2. “Hurts So Good” by John Cougar
I didn’t have to try and record this song from the radio. It was the first vinyl album I bought at full price for my Columbia House record club. I don’t remember why I decided to buy the album, but over the summer of 1982 it grew on me. John Cougar had a sound I liked and his lyrics——sentimental and filled with character and imagery——was made of the stuff I would later become obsessed with via writers like John Prine, Tom Waits, and Townes Van Zandt. The song peaked at #2 on the Hot 100; his follow-up single “Jack and Diane” hit the top spot later that fall.
1. “Eye of the Tiger” by Survivor

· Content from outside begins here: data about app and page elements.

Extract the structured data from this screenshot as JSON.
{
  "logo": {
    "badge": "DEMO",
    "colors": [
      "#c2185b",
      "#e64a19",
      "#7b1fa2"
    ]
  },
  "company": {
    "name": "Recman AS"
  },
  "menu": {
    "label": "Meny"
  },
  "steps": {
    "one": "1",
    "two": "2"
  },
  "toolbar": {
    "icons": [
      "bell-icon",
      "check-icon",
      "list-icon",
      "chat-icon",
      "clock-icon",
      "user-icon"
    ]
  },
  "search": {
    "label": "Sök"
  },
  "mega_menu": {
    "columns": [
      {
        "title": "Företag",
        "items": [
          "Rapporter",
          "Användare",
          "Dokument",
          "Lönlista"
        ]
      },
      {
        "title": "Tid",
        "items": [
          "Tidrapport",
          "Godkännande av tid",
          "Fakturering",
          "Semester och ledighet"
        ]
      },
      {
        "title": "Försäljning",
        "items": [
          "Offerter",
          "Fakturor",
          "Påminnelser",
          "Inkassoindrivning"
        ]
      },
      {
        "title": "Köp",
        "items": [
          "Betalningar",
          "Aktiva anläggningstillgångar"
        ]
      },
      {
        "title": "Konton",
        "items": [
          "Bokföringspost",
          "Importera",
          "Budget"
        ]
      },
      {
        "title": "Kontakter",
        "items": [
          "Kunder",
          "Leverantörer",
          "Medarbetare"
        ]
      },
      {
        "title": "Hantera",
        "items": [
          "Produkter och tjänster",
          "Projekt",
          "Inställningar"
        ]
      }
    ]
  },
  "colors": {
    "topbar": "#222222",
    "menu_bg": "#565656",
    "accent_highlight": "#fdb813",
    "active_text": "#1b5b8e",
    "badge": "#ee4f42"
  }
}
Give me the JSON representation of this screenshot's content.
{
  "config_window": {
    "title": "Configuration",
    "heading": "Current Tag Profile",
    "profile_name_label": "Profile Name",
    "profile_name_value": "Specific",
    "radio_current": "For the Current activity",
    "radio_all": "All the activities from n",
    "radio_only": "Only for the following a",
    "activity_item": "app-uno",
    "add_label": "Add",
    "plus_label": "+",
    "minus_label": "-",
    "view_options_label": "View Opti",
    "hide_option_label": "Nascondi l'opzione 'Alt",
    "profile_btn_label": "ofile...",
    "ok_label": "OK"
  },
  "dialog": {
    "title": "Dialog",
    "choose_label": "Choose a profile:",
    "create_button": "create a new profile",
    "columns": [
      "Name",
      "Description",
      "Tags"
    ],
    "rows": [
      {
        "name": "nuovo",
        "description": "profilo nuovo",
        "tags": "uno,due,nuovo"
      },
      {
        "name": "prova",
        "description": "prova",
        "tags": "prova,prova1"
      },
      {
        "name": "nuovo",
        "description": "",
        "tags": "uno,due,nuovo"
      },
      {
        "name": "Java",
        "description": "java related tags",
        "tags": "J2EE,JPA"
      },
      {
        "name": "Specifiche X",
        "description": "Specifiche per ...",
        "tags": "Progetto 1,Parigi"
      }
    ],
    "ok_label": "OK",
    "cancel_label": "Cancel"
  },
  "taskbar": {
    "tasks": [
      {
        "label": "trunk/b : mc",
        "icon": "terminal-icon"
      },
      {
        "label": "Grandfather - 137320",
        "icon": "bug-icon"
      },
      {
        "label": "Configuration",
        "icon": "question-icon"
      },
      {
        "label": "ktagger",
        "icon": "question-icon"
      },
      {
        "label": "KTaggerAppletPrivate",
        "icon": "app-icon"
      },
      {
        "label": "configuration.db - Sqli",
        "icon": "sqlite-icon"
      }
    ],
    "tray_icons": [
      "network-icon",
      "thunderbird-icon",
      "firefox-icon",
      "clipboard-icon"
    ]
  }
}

If there was a song I bought my Toshiba radio for, it was this hit by Survivor. I recorded this song from radio play more times than any other in a quest to get the full song without any voice interruption from the DJ. It wasn’t too hard that summer, since the song was ubiquitous. It was the song from the movie Rocky III, which my 10-year-old self thought just might be the best movie ever made. I saw the movie in May when it was released, and my obsession with the song started immediately after. I’d sing it at the top of my lungs though, to this day, I’m not sure about half of the lyrics. It was the band’s biggest hit. It reigned at #1 for six weeks starting in July and going into August. I still think of Sylvester Stallone and Mr. T every time I hear it. The opening guitar work might just be the musical equivalent of testosterone.